Algorithmic Justice League Project. Available:

G. Christian, “Artificial Intelligence, Algorithmic Racism and the Canadian Criminal Justice System”, law – Canada’s Online Legal Magazine, 2020. Available:

B. Cilevics, “Justice by algorithm – the role of artificial intelligence in policing and criminal justice systems”, Report of Committee on Legal Affairs and Human Rights, Council of Europe, 2020.

Z. Lin et al, “The limits of human predictions of recidivism”, Science Advances, 6(7). American Association for the Advancement of Sciences, 2020.

Partnership on AI, “Algorithmic Risk Assessment Tools in the U.S. Criminal Justice System”, Report, 2020. Available:

European Commission for the Efficiency of Justice, “European Ethical Charter on the Use of artificial Intelligence in Judicial systems and their environment”, 2018. Available:

IEEE, Ethically Aligned Design (EAD): A Vision for Prioritizing Human Wellbeing with Autonomous and Intelligent Systems, 2019. Available: ed&utm_term=undefined

Supreme Court of India, “Supreme Court Vidhik Anuvaad Software”, Press Release, September 25, 2019. Available: 20for%20law%20day%20celebratoin.pdf

S. Shekhar, “Supreme Court embraces Artificial Intelligence, CJI Bobde says won't let AI spill over to decision-making”, India Today, April 7, 2021. Available:

Stanford Question Answering Dataset. Available:

A. Kanapala et al, “Text Summarization from Legal Documents: A Survey”, Artificial Intelligence Review, 51(1), 2019.

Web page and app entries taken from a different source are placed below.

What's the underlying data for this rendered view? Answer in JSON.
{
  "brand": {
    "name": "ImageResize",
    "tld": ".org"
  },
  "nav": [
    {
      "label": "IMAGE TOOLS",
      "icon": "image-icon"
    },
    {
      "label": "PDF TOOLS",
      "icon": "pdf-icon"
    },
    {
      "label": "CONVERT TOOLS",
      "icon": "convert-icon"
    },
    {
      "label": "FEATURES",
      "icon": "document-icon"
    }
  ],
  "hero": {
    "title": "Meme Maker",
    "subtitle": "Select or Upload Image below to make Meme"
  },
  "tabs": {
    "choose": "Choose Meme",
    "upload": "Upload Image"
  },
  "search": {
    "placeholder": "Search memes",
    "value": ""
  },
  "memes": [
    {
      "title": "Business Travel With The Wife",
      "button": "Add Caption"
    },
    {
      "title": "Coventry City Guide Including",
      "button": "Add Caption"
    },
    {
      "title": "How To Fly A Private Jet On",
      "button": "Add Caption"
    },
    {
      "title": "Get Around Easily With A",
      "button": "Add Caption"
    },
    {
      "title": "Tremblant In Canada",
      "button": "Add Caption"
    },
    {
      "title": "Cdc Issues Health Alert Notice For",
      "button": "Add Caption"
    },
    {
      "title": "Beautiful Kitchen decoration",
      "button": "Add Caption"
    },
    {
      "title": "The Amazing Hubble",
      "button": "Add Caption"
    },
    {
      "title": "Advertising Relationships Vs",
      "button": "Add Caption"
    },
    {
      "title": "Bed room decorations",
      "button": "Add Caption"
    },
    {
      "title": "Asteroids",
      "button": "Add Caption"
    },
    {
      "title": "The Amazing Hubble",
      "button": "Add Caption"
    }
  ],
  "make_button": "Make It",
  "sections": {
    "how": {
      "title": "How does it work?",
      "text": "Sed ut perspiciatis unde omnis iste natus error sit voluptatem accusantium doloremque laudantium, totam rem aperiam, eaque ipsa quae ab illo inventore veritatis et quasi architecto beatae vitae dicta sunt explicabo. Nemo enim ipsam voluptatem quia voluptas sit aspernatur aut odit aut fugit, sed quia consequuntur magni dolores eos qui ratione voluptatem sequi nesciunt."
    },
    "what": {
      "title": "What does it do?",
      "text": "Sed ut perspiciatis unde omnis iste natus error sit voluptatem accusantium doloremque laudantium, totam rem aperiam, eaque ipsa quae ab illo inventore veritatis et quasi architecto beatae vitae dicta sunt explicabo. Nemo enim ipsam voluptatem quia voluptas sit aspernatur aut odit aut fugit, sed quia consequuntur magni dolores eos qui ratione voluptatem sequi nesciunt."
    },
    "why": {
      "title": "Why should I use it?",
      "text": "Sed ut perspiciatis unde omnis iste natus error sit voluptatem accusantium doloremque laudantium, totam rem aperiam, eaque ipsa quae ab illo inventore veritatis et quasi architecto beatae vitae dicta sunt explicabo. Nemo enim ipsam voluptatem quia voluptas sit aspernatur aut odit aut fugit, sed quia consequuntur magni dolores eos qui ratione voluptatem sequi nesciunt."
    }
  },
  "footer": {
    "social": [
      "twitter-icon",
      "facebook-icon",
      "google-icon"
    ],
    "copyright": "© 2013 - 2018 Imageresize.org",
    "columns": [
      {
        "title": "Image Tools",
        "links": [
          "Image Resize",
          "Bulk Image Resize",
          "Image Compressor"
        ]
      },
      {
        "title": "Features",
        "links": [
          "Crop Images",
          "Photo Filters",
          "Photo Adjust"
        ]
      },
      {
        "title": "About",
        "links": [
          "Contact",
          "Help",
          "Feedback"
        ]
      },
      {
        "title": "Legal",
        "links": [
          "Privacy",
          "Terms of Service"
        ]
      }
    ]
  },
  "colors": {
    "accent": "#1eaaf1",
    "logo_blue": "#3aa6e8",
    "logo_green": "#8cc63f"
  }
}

P. Bhattacharya et al, “A Comparative Study of Summarization Algorithms Applied to Legal Case Judgments”, Lecture Notes in Computer Science, Vol. 11437, Springer, 2019.

K.D. Ashley, “Modeling Legal Argument – Reasoning with Cases and Hypothetical”, PhD Thesis, University of Massachusetts, Amherst, MA, 1988.

S.K. Srivastava, “Some Investigations in Knowledge Representation and Reasoning in Legal Domain”, PhD Thesis, IIT Delhi, New Delhi, 1997.

CJI Calls For Law To Prescribe Mediation As Mandatory First Step For Dispute Resolution

G. Ramesh et al, “Samanantar: The Largest Publicly Available Parallel Corpora Collection for 11 Indic Languages”, 2021. arXiv preprint arXiv:2104.05596.

A. Singh et al, “ASRoIL: a comprehensive survey for automatic speech recognition of Indian languages”, Artificial Intelligence Review, Vol. 53, pp. 3673 –3704, 2020.

S.P. Panda et al, “A survey on speech synthesis techniques in Indian languages”, Multimedia Systems, Vol 26, pp. 453 –478, 2020.

Report of Law Commission of India. Available:

Supreme Court Audio Recording and Transcription Services. Available:

S.K. Srivastava, “Artificial Intelligence: Way Forward for India”, IAES International Journal of Artificial Intelligence, Vol. 7, No. 1, pp. 19 -32, March 2018.

A. Jauhar et al, “Responsible Artificial Intelligence for the Indian Justice System: A Strategy Paper”, Vidhi Centre for Legal Policy, New Delhi, April 2021.


Creative Commons License
This work is licensed under a Creative Commons Attribution 3.0 License.